Pushing a "Phony, Bogus" Anti-Bush Story

The liberal media are continuing to push the canard they developed last week that President Bush "knew" before September 11 about Osama bin Laden's scheme to hijack jets as a way to make war against the United States - equating a vague briefing about a possible hijacking with some of the worst scandals of the past two generations.

"Every President seems to struggle through a credibility gap at some stage, such as Richard Nixon with Watergate, Ronald Reagan with Iran-contra, and Bill Clinton with the Whitewater affair. What did he know, and when did he know it? Now it's George W. Bush's turn to answer Washington's favorite question, " Kenneth T. Walsh and Kevin Whitelaw declared in the May 27 edition of U.S. News & World Report.

Amid the media hype, there are some good questions about how effectively U.S. intelligence sifted through all of the real clues and phony leads last summer. But beginning with CNN's Judy Woodruff - who on Wednesday's NewsNight charged that "President Bush knew that al Qaeda was planning to hijack a U.S. airliner and he knew it before September the 11th" - media bigwigs have oversimplified and exaggerated the story to put the blame on Bush:

On Thursday's Good Morning America, ABC's Charles Gibson promoted the cynical idea that Bush had faked his shocked reaction. The President's vague August briefing, Gibson charged, "calls into question what happened when Andy Card, Andrew Card, the White House chief of staff, that morning went and whispered in the President's ear, as the President was talking to a group of school students in Florida. Was the President really surprised?"

ABC, CBS and NBC each began their Thursday evening newscasts with the story, ratifying its importance: "On World News Tonight, the White House admits President Bush knew before September that Osama bin Laden was plotting to hijack planes. Was there enough information to make a difference?" Peter Jennings rhetorically challenged.

In his book, Mobocracy, Matthew Robinson exposed the media's practice of using quick and methodologically-suspect public opinion polls to reinforce the tone of their coverage. Sure enough, on Thursday evening's NewsNight, anchor Bill Hemmer showcased a CNN poll echoing the liberal media spin that Bush had mishandled the "warnings" he received: "This is only preliminary, it is still early on this story," Hemmer cautioned, "but when asked, 'Did the Bush administration act on 9/11 warnings in the proper way,' 41 percent said yes, 52 percent said no."

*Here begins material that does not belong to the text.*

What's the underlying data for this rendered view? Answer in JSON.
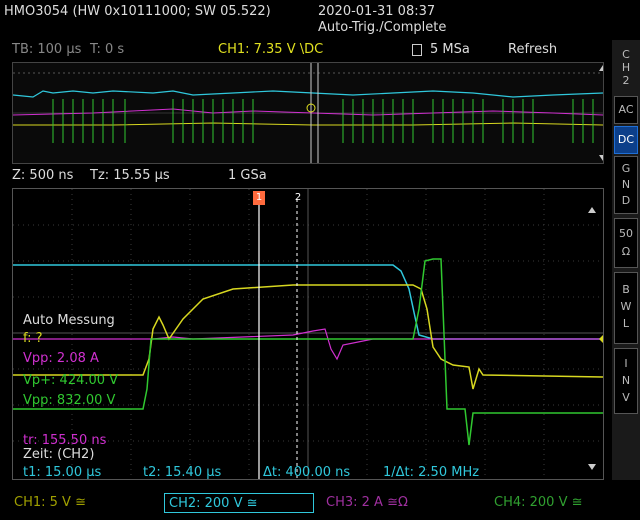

Outgoing CBS Early Show host Bryant Gumbel on Friday echoed his brethren by quoting the media's hoary scandal question: "In light of revelations that the White House had several terrorist warnings prior to the 9/11 attacks, top Democrats are demanding to know what the President knew and when he knew it."

On Saturday's McLaughlin Group, Newsweek's Eleanor Clift shifted a portion of the responsibility from al Qaeda's terrorists to the White House: "What we learned this week is the President is not entirely blameless" for the death and destruction on September 11.

On Sunday's This Week, anchor-designate George Stephanopoulos wrapped an accusation in a compliment when he said the Bush White House has "been very careful with their words and, I think for the most part, the White House has not lied here." For the most part?

Over the weekend, Newsweek Assistant Managing Editor Evan Thomas, appearing on Inside Washington, dismissed the media's idea of a Bush scandal as "phony" and "bogus." He contended that journalists were "so happy to have a scandal here that we jumped up and down and waved our arms and got all excited about it." In other words, liberal journalists put their personal desire for a Bush scandal ahead of accurate reporting. - Rich Noyes & Brent Baker